Background Circulating monocytes play a key role in the pathogenesis of cardiovascular disease (CVD). Three monocyte subsets have been described based on their CD14 and CD16 expression profiles, with different actions in vascular pathology. The distribution of these monocyte subsets and their inflammatory profile associated with CVD in rheumatoid arthritis (RA) remain unknown.
Objectives This study, developed within the Innovative Medicines Initiative Joint Undertaking (IMI JU) project PRECISESADS framework, aimed at: 1) determine which of the two CD16+ monocyte subpopulations is expanded in RA patients and to investigate their possible role in disease pathogenesis. 2) Functionally characterize the CD16+ monocyte subsets in RA patients and analyze their role in the pro-atherothrombotic profile associated to RA.

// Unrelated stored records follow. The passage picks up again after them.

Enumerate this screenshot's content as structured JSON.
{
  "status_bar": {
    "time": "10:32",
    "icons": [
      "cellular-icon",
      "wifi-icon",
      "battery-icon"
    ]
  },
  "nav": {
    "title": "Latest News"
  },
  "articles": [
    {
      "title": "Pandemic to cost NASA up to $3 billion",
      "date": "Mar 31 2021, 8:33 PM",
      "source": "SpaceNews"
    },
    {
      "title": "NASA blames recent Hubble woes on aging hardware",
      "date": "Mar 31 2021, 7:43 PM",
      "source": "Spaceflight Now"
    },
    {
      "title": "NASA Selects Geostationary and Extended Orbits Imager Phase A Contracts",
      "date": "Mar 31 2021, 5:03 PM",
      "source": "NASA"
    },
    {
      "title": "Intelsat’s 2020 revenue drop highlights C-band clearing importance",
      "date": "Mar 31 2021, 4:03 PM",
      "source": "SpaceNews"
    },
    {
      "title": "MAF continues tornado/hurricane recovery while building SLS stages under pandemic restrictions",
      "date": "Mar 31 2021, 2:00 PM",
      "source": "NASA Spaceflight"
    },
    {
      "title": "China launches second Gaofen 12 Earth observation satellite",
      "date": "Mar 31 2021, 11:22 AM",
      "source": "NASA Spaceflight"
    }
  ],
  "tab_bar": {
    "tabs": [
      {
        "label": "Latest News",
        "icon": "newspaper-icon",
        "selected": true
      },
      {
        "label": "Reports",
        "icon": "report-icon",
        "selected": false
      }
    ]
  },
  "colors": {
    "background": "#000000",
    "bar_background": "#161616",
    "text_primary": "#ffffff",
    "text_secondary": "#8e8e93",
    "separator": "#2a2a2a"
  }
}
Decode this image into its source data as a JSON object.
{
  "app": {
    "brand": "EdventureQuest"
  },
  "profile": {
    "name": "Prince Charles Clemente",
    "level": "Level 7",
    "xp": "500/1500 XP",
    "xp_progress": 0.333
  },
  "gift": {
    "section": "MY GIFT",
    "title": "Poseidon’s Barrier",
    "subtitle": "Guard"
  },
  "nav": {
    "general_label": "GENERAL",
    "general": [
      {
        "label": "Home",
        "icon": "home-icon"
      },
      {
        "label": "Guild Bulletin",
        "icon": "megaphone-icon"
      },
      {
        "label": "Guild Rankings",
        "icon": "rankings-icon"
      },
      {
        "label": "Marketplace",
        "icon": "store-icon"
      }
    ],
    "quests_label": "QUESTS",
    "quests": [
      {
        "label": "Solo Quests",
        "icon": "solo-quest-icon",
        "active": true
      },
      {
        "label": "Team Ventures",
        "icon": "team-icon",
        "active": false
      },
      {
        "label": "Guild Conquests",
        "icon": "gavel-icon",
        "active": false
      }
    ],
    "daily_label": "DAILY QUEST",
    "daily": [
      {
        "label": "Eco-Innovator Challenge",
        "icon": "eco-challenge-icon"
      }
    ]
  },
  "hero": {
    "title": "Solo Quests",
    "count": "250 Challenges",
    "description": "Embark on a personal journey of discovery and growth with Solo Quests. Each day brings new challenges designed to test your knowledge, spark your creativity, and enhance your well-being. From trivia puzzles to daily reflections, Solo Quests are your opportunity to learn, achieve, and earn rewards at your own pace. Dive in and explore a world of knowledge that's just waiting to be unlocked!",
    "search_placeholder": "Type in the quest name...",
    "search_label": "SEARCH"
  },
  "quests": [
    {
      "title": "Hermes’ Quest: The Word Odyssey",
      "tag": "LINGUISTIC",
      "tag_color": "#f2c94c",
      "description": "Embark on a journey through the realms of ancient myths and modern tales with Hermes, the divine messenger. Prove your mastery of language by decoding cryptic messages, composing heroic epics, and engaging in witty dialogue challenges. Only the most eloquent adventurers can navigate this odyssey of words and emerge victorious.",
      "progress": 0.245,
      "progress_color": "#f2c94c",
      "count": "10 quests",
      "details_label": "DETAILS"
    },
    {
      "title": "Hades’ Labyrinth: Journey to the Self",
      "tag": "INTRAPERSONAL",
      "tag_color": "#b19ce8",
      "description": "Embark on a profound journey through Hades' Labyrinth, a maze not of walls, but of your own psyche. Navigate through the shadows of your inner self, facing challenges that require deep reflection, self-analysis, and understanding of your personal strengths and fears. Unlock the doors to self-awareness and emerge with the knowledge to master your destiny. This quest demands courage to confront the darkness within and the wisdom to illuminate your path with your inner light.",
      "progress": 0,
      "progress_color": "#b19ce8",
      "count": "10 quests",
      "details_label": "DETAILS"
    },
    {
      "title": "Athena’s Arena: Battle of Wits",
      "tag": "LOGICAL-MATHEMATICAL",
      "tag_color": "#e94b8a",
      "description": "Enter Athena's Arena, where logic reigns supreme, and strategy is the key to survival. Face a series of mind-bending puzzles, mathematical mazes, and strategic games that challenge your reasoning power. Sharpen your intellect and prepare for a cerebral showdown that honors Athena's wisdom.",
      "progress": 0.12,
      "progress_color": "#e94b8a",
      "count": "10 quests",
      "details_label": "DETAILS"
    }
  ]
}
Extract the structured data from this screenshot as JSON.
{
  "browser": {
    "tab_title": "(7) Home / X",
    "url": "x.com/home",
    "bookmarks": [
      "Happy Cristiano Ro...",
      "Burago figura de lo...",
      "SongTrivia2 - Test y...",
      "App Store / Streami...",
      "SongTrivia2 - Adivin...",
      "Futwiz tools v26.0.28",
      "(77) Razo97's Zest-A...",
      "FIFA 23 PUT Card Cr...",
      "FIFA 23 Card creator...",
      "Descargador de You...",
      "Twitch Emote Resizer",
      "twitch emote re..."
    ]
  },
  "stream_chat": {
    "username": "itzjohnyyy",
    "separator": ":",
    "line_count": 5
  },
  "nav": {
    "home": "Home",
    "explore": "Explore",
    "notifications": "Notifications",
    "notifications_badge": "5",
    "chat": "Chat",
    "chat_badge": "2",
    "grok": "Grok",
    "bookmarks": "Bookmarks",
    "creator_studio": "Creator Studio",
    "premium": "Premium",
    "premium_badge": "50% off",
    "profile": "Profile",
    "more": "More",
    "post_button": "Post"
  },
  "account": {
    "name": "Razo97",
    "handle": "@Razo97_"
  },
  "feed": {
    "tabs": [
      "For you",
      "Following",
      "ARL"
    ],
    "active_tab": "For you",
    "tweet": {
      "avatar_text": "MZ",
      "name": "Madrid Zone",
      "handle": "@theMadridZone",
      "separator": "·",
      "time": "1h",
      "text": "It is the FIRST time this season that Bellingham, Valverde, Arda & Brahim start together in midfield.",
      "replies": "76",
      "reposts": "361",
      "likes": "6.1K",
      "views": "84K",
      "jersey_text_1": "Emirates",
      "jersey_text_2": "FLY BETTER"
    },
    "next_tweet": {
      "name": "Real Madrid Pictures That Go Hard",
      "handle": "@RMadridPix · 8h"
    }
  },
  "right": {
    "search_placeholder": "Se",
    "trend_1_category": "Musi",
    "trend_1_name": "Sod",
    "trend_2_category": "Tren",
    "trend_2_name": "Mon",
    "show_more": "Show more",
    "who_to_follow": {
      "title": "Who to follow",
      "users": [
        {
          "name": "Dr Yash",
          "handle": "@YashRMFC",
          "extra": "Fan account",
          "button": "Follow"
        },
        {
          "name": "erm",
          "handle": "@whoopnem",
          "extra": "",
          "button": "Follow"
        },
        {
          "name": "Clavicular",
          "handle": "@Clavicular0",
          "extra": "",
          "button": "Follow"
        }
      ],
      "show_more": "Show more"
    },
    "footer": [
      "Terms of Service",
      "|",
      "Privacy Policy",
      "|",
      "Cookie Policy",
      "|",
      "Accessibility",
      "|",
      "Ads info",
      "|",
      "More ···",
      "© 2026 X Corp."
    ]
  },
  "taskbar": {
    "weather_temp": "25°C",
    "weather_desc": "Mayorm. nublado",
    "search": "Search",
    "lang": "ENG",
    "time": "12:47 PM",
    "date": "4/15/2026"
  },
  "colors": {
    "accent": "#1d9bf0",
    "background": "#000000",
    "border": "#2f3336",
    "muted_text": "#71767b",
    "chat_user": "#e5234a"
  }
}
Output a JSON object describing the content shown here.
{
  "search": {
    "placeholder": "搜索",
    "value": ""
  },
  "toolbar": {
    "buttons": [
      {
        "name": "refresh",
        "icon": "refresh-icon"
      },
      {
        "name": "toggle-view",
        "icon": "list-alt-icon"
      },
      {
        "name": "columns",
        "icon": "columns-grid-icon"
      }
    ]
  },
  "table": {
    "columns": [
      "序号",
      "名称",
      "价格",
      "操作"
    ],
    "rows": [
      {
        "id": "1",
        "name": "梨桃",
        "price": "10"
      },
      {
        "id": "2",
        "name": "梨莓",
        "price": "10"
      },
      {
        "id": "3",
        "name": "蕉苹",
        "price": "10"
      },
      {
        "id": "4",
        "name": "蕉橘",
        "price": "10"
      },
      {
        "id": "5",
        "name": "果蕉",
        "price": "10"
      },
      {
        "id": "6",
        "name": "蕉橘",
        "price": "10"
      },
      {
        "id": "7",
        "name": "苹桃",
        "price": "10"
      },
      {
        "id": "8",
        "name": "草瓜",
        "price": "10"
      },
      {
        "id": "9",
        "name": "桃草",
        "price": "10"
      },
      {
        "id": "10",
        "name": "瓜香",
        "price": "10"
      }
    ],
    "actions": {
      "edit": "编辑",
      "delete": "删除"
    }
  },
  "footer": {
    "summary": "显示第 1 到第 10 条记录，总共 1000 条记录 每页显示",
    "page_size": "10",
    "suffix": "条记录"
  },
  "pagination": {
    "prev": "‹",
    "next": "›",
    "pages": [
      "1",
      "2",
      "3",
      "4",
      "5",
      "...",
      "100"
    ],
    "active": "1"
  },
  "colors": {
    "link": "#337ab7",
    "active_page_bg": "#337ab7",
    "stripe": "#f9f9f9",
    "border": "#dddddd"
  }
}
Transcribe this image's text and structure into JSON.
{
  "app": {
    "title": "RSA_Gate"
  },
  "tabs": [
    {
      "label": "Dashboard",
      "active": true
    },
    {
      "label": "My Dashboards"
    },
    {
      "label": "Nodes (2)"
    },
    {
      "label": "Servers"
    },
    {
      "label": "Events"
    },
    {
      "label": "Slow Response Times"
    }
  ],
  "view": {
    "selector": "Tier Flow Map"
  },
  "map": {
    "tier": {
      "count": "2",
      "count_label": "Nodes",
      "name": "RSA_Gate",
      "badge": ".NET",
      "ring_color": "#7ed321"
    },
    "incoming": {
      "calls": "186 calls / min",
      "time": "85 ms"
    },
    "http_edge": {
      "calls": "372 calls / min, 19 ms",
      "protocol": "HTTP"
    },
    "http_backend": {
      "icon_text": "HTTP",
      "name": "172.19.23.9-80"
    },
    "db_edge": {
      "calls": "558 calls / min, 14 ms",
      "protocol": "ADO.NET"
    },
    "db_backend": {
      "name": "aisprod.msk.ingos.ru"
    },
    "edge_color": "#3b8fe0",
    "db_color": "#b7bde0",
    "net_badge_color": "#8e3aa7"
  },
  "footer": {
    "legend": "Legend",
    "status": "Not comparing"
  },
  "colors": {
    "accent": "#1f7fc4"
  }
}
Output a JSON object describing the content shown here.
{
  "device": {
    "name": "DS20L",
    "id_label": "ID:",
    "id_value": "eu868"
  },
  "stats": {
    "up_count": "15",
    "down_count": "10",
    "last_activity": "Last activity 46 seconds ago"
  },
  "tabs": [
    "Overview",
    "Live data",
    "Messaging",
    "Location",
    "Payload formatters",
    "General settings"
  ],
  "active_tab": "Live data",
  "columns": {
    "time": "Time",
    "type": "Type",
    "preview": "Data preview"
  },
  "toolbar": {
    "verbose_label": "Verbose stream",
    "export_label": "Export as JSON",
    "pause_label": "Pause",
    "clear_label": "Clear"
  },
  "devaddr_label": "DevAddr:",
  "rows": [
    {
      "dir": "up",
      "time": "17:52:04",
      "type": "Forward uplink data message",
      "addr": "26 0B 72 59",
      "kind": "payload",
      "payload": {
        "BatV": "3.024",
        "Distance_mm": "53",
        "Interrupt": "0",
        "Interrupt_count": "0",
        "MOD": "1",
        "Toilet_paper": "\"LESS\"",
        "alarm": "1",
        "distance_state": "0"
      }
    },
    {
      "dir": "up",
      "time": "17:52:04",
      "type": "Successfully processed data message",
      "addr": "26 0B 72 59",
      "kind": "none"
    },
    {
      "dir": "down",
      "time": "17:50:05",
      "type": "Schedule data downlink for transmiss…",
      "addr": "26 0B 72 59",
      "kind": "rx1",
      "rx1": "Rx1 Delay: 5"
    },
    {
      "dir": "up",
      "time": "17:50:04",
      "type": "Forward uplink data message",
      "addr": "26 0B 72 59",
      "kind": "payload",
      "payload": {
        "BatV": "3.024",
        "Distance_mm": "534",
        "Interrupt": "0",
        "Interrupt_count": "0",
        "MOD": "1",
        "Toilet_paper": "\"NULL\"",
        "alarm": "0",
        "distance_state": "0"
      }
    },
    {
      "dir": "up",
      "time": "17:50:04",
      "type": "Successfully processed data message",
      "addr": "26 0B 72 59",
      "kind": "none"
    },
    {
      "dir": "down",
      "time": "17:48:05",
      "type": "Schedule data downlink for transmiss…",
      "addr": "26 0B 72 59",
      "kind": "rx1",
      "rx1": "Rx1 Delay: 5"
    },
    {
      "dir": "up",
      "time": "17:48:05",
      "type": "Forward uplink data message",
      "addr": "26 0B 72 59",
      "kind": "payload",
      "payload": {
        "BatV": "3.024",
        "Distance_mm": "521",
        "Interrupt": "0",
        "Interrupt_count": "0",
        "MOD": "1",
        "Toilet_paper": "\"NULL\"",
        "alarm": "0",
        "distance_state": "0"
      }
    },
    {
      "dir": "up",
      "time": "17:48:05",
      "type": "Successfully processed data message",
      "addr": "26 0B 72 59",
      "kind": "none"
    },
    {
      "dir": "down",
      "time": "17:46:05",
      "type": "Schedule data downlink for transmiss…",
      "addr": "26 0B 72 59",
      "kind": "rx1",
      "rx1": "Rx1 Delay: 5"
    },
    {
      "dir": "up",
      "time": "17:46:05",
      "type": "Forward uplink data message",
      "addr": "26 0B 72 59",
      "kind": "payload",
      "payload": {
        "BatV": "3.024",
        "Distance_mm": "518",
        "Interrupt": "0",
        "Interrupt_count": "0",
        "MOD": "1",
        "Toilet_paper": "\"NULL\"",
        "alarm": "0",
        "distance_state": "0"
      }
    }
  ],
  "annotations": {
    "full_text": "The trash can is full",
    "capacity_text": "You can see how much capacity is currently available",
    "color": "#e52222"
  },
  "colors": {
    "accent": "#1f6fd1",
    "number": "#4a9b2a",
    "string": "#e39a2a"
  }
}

Methods The frequencies of monocyte subpopulations in the peripheral blood of 50 healthy donors and 50 RA patients included in the PRECISESADS study were determined by flow cytometry. A second cohort of 30 RA patients was included, of which CD16+ monocyte subpopulation was isolated using immuno-magnetic selection. Proinflammatory circulating cytokines, as well as peroxide levels and cellular activation markers were analyzed. The expression of 84 genes related to atherosclerosis was analyzed by PCR-array. Endothelial function was measured through post occlusive hyperaemia using Laser-Doppler. Carotid intima media thickness (CIMT) was evaluated as atherosclerosis marker.
Results CD14highCD16+ monocyte subset was expanded in RA patients belonging to the PRECISESADS study. Their frequency correlated with the evolution of the disease as well as with the positivity for RF and anti-CCP autoantibodies. Correlation studies further indicated a link between the increased frequency of these monocytes and increased levels of circulating cytokines such as IL-17F and IL-10.
CD14highCD16+ monocytes were also significantly extended in RA patients of the second cohort. Those patients had impaired endothelial function, with a reduced perfusion value after ischemia. Increased CD14highCD16+ monocyte proportions were associated with both endothelial dysfunction and the presence of a pathologic CIMT. CD16+ monocyte subsets showed increased protein and gene expression of proinflammatory cytokines, markers of atherosclerosis and peroxide levels.
Conclusions RA patients exhibit an increased number of CD14highCD16+ monocytes, which display a specific atherogenic and inflammatory pattern directly associated to the autoimmune profile, the progression of the disease and the altered microvascular function. That data suggest that CD16+ subpopulation might play a key role in the CVD pathogenesis associated with RA.
Acknowledgements Supported by the Innovative Medicines Initiative Joint Undertaking under grant agreement n°115565, resources of which are composed of financial contribution from the European Union's Seventh Framework Programme (FP7/2007–2013) and EFPIA companies' in kind contribution, the Instituto de Salud Carlos III (FIS PI15/1333; RIER Rd16/0012/0015) and the JA (CTS-7940).
Disclosure of Interest None declared